Is it imperative? Absolutely. Do not start a journey if you are not sure that you know where you want to go and how you should get there. Yes, nowadays you can really do it using tools to help you.

One of these tools is GizmoxTS Analyzer. It is based on a unique algorithm for semantic-holistic code understanding – the legacy application is read and holistically represented. Unlike with the traditional ‘line by line’ processors of yesterday, the holistic approach allows re-architecting to a new platform or framework, while preserving the semantics (business rules, data relationships and flow, UI element functionality).

One important benefit of holistically understanding the legacy application is that it removes the need to reverse engineer the legacy application’s business functionality – thus considerably reducing the cost, duration and especially the risk of the modernization effort.

The semantically explicit internal representation of the legacy application serves as the basis for the machine-driven process to automatically perform a large proportion of the re-architecting. Through a process of virtual continuous compilation, the software guides the user – in most cases a software architect – through completing, refining and modifying the migrated application.



  1. Set measurable milestones! Define them clearly, and get your vendor or service provider to commit – Fixed, no T&M! 
Here is an example of building a modernization project  with measurable milestones. Coupled with tight schedule it should become a plan to commit to, follow and monitor:


Initially, a stable source and baseline environment is setup by loading the legacy code & configuring the Automated Rewrite Tool.


Analysis & Automated rewrite PLAN

Next, the sources to target gaps are identified via a virtual compiler and other Automated Rewrite assessment and query tools. The automated Rewrite expert then presents and discusses with the customer team the optional target components and code patterns. The deliverable is an agreed plan.

Refactoring and standard mapping

Once a plan is in place, the next phase includes refactoring and mapping of code fragments and components to the target environment using standard or common custom mapping rules. Stubs are generated for non-common specific mappings.


 First compilation & code quality tests

At this point, the transposed code compiles. Code might include stubs for custom extensions, components and custom rules. This phase also includes Initial code quality auto-testing.


Custom extensions, components and rules  

Custom extensions, components and mapping rules are created for non-standard types and members by either mapping legacy 3rd party controls to .Net equivalents, or by implementing specific code in the generated stubs. This phase can start earlier, in parallel to the standard refactoring and mapping phase.


Final compilation (Developer tests)

The final version of the transposed code compiles with all custom stubs mapped and ready for delivery tests. Some additional edits (post-transpose actions) may be done at this stage.
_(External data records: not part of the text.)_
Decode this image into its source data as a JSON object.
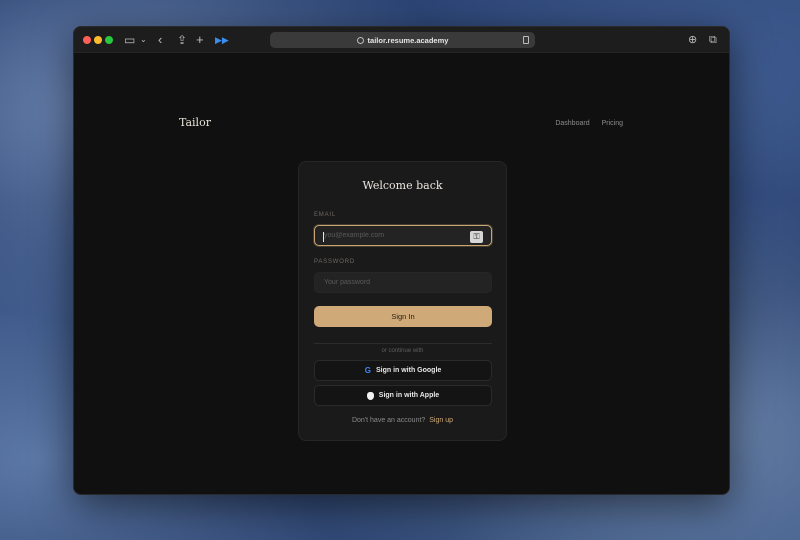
{
  "browser": {
    "url": "tailor.resume.academy"
  },
  "header": {
    "logo": "Tailor",
    "nav": [
      {
        "label": "Dashboard"
      },
      {
        "label": "Pricing"
      }
    ]
  },
  "card": {
    "title": "Welcome back",
    "email": {
      "label": "EMAIL",
      "placeholder": "you@example.com",
      "value": ""
    },
    "password": {
      "label": "PASSWORD",
      "placeholder": "Your password",
      "value": ""
    },
    "signin_label": "Sign In",
    "divider_text": "or continue with",
    "google_label": "Sign in with Google",
    "apple_label": "Sign in with Apple",
    "footer_prompt": "Don't have an account?",
    "signup_label": "Sign up"
  },
  "colors": {
    "accent": "#cfa978",
    "background": "#101010",
    "card": "#1a1a1a"
  }
}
QA phase

- Delivery Tests/Bug Fixing - According to defined scenarios and success criteria.

- Acceptance Tests (followed by final bug fixing) - According to defined success criteria.